▸ ACTIVITY
Would you copy each line of the data below that has "Chapitres"?

------ THE DATA

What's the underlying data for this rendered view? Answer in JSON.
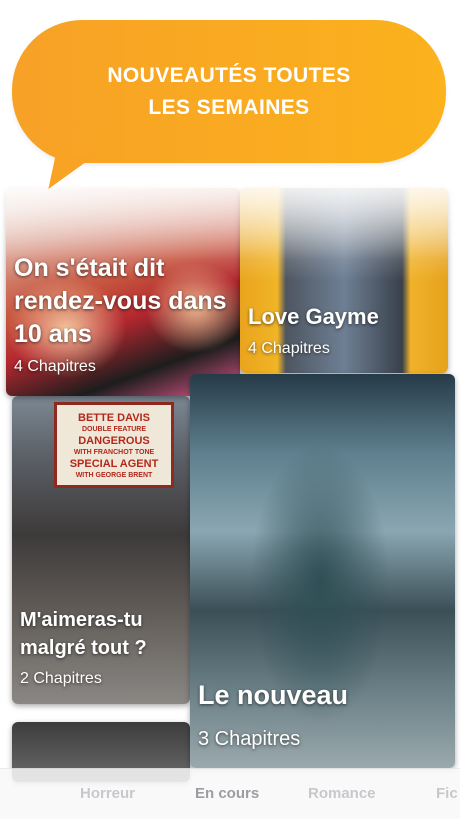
{
  "banner": {
    "text": "NOUVEAUTÉS TOUTES\nLES SEMAINES"
  },
  "stories": [
    {
      "title": "On s'était dit rendez-vous dans 10 ans",
      "chapters": "4 Chapitres"
    },
    {
      "title": "Love Gayme",
      "chapters": "4 Chapitres"
    },
    {
      "title": "M'aimeras-tu malgré tout ?",
      "chapters": "2 Chapitres"
    },
    {
      "title": "Le nouveau",
      "chapters": "3 Chapitres"
    }
  ],
  "marquee": {
    "line1": "BETTE DAVIS",
    "line2": "DOUBLE FEATURE",
    "line3": "DANGEROUS",
    "line4": "WITH FRANCHOT TONE",
    "line5": "SPECIAL AGENT",
    "line6": "WITH GEORGE BRENT"
  },
  "tabs": [
    {
      "label": "Horreur",
      "active": false
    },
    {
      "label": "En cours",
      "active": true
    },
    {
      "label": "Romance",
      "active": false
    },
    {
      "label": "Fic",
      "active": false
    }
  ],
  "colors": {
    "banner_start": "#f7a126",
    "banner_end": "#fbb21d"
  }
}
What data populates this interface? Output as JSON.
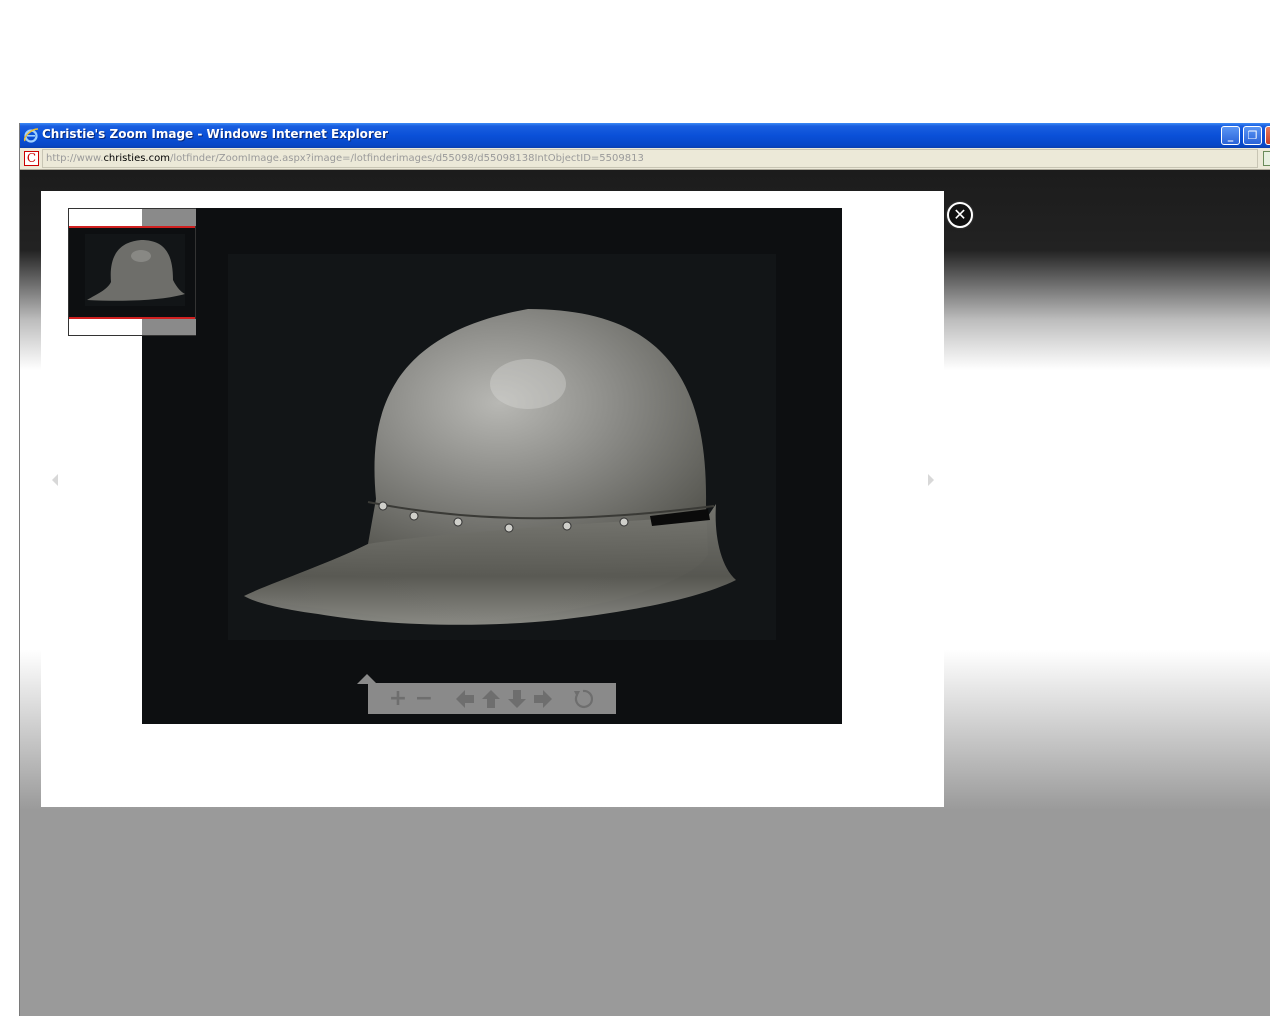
{
  "window": {
    "title": "Christie's Zoom Image - Windows Internet Explorer",
    "controls": {
      "minimize": "_",
      "restore": "❐",
      "close": "✕"
    }
  },
  "address_bar": {
    "site_icon_letter": "C",
    "url_prefix": "http://www.",
    "url_host": "christies.com",
    "url_path": "/lotfinder/ZoomImage.aspx?image=/lotfinderimages/d55098/d55098138IntObjectID=5509813"
  },
  "viewer": {
    "close_glyph": "✕",
    "image_subject": "steel helmet (sallet)",
    "prev_icon": "triangle-left-icon",
    "next_icon": "triangle-right-icon"
  },
  "toolbar": {
    "zoom_in": "+",
    "zoom_out": "−",
    "icons": [
      "plus-icon",
      "minus-icon",
      "arrow-left-icon",
      "arrow-up-icon",
      "arrow-down-icon",
      "arrow-right-icon",
      "reset-icon"
    ]
  },
  "colors": {
    "title_bar": "#0a50d8",
    "viewer_bg": "#0d0f11",
    "toolbar_bg": "#8a8a8a",
    "thumb_frame": "#d02020"
  }
}
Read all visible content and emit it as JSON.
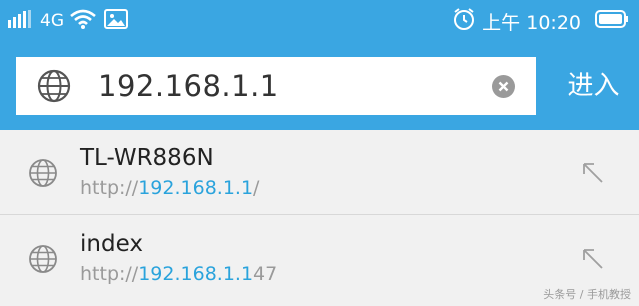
{
  "status_bar": {
    "network": "4G",
    "time_period": "上午",
    "time": "10:20",
    "icons": [
      "signal-icon",
      "wifi-icon",
      "image-icon",
      "alarm-icon",
      "battery-icon"
    ]
  },
  "address_bar": {
    "value": "192.168.1.1",
    "enter_label": "进入"
  },
  "suggestions": [
    {
      "title": "TL-WR886N",
      "url_scheme": "http://",
      "url_host": "192.168.1.1",
      "url_rest": "/"
    },
    {
      "title": "index",
      "url_scheme": "http://",
      "url_host": "192.168.1.1",
      "url_rest": "47"
    }
  ],
  "watermark": "头条号 / 手机教授",
  "colors": {
    "accent": "#3aa6e2",
    "link": "#2aa3dc",
    "background": "#f1f1f1"
  }
}
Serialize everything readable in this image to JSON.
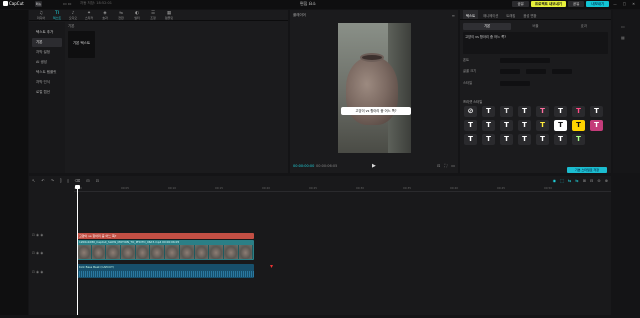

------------

▸ ANSWER FOR THE TASK
      "chapters": "4 Chapitres"
      "chapters": "4 Chapitres"
      "chapters": "2 Chapitres"
      "chapters": "3 Chapitres"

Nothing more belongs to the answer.